Scottish Labour has not responded to requests for clarification on the author of the dossier.

Why was it released?

Since the independence referendum there has been a heightened debate in Scotland over unacceptable behaviour on social media. Nicola Sturgeon has warned SNP members about their conduct while Labour recently suspended blogger Ian Smart following a series of offensive tweets.

It seems clear that Labour’s intention by sending the dossier to the media was to pressure Sturgeon to take further action against the 45 members named in the file.

Some political commentators who have called for a joined-up and united approach to tackling the problem have criticised Labour for seeking to ‘point-score’ on the issue.

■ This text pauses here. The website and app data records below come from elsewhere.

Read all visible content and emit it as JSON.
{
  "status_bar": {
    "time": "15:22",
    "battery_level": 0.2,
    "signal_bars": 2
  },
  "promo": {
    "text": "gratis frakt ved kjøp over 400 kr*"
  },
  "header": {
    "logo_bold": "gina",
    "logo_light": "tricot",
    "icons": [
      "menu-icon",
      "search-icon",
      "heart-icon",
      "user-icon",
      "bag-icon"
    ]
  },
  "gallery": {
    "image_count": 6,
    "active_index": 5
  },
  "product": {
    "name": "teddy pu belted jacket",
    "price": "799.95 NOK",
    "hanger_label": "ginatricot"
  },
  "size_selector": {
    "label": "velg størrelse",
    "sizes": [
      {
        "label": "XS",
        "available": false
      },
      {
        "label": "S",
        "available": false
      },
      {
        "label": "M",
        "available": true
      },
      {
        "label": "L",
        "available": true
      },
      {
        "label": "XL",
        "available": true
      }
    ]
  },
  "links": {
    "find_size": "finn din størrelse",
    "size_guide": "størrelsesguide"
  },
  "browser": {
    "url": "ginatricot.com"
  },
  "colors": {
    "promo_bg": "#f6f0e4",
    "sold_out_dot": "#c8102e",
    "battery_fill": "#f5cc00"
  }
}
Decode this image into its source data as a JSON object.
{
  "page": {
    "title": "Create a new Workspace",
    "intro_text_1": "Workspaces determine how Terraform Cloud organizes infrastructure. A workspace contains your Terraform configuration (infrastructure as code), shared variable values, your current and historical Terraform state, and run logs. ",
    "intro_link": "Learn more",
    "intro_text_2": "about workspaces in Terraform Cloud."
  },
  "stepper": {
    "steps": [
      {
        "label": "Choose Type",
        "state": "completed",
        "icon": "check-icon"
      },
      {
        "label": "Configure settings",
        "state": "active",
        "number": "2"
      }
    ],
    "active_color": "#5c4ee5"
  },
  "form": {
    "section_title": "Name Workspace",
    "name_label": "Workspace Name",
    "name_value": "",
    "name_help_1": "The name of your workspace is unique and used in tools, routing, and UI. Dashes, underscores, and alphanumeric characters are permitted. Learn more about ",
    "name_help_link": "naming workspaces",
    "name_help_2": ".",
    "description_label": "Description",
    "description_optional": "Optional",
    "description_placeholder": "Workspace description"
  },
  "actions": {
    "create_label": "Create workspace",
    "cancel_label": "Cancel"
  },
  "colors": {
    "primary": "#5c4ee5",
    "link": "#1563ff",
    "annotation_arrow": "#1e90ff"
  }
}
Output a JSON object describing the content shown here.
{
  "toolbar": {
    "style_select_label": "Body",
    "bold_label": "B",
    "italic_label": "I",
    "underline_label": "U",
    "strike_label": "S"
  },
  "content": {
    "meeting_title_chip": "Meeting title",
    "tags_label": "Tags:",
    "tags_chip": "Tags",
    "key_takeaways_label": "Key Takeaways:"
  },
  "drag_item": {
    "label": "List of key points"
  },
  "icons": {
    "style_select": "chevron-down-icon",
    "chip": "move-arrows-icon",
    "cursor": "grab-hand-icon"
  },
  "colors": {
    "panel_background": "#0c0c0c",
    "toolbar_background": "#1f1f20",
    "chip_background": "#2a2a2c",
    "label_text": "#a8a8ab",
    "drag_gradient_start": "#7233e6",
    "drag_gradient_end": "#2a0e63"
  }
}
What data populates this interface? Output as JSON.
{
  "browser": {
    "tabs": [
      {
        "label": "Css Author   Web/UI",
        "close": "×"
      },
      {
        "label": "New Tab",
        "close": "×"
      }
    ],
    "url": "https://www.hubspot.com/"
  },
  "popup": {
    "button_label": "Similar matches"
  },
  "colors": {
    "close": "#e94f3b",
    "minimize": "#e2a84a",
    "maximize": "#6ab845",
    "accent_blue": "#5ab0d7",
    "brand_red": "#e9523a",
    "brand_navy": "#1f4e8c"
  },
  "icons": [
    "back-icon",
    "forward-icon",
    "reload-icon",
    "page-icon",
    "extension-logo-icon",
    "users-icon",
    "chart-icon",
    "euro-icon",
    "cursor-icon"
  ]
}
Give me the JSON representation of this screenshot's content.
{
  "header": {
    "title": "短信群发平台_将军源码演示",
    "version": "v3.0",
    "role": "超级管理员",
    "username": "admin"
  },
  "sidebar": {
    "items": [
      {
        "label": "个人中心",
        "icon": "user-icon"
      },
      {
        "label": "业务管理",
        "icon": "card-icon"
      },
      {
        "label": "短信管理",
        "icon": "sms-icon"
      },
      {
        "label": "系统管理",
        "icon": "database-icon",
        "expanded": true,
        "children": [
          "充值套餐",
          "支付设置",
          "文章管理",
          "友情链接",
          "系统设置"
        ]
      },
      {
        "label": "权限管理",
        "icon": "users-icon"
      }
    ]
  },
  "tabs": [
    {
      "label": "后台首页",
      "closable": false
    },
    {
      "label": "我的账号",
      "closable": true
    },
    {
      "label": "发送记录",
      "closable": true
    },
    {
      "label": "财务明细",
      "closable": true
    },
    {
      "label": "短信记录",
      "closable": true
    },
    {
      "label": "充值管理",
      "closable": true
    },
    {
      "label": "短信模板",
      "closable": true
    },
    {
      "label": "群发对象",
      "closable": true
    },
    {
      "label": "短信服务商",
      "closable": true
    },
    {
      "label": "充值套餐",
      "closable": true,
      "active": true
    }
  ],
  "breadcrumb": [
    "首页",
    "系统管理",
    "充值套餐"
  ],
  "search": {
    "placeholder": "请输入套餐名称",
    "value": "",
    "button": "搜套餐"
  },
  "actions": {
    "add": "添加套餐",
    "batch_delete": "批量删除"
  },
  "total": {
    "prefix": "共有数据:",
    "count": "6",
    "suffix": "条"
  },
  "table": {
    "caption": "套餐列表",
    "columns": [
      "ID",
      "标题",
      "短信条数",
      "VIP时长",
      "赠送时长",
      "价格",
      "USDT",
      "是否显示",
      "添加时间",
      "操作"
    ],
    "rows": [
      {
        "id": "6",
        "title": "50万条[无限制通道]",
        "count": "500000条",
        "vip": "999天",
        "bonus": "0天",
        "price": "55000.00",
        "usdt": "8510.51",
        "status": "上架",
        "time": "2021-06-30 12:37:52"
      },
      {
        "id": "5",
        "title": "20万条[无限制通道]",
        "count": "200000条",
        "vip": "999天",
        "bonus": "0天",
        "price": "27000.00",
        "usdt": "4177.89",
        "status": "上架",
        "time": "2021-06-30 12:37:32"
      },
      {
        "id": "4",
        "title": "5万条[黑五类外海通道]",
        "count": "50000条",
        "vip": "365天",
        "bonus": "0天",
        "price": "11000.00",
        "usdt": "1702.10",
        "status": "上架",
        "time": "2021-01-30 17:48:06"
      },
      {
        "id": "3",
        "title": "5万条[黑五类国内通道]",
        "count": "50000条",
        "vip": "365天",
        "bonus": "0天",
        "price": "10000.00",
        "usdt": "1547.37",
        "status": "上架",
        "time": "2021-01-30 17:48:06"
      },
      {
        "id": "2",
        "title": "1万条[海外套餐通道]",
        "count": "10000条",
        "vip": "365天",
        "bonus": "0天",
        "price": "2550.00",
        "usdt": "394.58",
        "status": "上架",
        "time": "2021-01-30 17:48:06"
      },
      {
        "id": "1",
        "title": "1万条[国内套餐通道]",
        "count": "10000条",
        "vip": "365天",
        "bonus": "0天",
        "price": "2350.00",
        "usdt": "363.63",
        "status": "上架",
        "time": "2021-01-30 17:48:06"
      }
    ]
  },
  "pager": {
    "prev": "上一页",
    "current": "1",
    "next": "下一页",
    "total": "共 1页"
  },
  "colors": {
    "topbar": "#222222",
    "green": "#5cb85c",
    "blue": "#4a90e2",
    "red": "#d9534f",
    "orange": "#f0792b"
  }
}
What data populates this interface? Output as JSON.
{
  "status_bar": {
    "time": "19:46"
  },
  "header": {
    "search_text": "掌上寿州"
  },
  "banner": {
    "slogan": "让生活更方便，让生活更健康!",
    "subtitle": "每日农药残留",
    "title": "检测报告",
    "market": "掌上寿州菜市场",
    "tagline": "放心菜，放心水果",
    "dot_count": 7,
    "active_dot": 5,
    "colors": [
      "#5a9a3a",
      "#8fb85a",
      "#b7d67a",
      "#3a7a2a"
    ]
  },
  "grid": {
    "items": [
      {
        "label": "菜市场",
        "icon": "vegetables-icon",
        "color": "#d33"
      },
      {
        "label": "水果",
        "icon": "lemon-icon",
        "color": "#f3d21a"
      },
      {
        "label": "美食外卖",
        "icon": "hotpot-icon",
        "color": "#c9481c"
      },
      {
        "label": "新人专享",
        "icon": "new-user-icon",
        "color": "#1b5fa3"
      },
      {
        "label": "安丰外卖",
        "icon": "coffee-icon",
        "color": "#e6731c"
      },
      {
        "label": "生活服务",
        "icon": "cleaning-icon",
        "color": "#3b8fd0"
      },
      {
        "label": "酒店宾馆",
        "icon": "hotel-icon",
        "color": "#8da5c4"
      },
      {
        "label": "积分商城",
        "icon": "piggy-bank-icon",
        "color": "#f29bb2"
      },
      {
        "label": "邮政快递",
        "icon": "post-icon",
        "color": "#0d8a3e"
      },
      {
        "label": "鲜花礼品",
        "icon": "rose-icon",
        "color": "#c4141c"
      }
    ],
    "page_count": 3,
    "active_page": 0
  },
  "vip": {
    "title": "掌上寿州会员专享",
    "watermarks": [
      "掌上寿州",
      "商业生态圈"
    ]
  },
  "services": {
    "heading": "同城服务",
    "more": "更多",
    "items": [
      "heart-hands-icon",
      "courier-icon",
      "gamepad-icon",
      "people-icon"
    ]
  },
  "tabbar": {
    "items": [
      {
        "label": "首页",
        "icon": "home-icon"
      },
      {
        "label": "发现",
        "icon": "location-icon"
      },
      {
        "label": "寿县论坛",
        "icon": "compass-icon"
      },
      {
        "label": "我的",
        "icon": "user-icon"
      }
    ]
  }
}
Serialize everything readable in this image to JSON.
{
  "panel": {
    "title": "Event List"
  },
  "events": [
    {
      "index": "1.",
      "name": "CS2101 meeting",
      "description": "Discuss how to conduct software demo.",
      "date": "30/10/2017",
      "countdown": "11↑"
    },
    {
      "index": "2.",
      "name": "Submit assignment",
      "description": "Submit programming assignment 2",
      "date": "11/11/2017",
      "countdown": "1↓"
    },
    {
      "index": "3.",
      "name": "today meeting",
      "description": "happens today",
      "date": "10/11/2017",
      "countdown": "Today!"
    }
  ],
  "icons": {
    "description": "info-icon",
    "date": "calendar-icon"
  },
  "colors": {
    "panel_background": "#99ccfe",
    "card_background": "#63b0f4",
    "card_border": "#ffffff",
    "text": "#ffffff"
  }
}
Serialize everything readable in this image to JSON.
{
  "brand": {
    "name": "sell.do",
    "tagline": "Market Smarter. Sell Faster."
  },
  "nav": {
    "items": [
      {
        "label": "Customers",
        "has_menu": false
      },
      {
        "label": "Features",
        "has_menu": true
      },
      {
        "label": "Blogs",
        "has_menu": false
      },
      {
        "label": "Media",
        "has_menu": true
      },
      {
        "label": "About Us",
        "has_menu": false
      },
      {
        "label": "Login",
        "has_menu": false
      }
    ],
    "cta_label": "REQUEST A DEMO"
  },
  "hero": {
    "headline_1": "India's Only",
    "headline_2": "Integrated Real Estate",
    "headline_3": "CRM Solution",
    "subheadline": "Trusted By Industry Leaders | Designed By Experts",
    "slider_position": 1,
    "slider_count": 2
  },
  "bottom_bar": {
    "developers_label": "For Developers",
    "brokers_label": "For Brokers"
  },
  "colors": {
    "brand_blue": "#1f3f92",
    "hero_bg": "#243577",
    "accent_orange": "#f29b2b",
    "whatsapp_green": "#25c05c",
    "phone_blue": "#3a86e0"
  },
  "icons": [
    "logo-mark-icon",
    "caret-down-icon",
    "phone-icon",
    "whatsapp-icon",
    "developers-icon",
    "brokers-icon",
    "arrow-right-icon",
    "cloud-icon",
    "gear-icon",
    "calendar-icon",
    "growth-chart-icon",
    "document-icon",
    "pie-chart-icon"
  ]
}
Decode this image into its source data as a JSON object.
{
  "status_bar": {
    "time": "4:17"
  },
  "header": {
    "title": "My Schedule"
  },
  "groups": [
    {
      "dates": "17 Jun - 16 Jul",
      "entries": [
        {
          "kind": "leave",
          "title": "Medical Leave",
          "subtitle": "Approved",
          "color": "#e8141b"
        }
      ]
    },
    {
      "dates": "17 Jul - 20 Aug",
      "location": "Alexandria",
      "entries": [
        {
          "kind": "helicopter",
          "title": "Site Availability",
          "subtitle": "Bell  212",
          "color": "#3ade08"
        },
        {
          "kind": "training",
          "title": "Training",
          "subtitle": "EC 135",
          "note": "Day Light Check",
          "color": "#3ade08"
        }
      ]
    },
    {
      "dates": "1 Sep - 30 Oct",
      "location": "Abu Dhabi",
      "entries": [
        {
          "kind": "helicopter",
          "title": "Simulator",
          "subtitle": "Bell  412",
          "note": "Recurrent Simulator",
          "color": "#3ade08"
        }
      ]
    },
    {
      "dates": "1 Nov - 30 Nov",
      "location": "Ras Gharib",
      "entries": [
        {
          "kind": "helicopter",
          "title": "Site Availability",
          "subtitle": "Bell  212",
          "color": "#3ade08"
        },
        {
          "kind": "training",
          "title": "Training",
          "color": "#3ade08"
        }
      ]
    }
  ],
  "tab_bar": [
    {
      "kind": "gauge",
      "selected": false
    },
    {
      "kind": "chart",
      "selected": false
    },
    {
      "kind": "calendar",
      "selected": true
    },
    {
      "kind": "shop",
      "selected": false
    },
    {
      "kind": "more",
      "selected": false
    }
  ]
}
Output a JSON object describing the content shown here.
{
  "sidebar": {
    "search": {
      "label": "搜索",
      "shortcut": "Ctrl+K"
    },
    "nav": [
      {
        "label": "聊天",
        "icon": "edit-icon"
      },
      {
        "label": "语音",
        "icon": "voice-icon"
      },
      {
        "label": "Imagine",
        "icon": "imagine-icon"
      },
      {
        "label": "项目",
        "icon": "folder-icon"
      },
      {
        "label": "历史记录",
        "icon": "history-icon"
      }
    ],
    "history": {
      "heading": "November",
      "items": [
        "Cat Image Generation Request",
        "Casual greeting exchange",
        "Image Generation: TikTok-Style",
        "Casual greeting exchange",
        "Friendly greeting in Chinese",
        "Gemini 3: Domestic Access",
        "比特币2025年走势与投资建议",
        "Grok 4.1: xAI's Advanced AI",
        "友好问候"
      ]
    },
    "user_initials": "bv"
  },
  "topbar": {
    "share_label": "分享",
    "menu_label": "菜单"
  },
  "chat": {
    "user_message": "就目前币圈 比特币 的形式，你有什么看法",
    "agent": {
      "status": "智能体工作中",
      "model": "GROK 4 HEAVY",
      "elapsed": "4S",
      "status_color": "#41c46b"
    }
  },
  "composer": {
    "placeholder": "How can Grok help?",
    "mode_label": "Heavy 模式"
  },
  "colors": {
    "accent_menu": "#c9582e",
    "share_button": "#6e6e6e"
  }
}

Was it legal?

Since the release of the dossier, there has been considerable discussion about the legality or otherwise of its compilation and subsequent distribution to the national media. Those named in the dossier have told CommonSpace that they are intending to explore any possible avenues to hold Scottish Labour to account for what they perceive to be unfair treatment.

Two possible options have been mooted for those involved.

Breach of Data Protection Act: According to the first principle of the Data Protection Act the processing of personal data – even that which is already in the public domain – must be fair, lawful, and certain conditions must be met.

In a blog post on #clypegate, Tim Turner, a Labour supporter who runs a consultancy on Data Protection and Information Rights, has asserted that Scottish Labour are guilty of “two significant breaches” of the first principles of the Act and have therefore breached the Act (click here to read more).

If complaints to the Information Commissioner’s Office (ICO) are upheld on this basis then it is possible Labour could be disciplined by the ICO in the form of security fines, an enforcement notice or be issued with a penalty.

Defamation case: Another option mooted by those involved is the launch of a defamation case against Scottish Labour.

Defamation is defined as: “Any intentional false communication, either written or spoken, that harms a person’s reputation; decreases the respect, regard, or confidence in which a person is held; or induces disparaging, hostile, or disagreeable opinions or feelings against a person.”

In compiling the dossier to be sent to national media, Scottish Labour characterised a series of named individuals – some on fairly spurious grounds – as “abusive”. It would not be difficult to prove that this harmed the reputations of the individuals in question but the judgement would lie over whether the information communicated was “false”.

Media and institutions can often escape sanction for making potentially defamatory statements as it is usually the wealthy who can afford the costs and risks involved in pursuing a case.

Individuals named in the #Clypegate dossier have told CommonSpace that they may consider launching a crowdfunder to help pay for legal fees if they take this course of action.

Picture courtesy of Frederic Bisson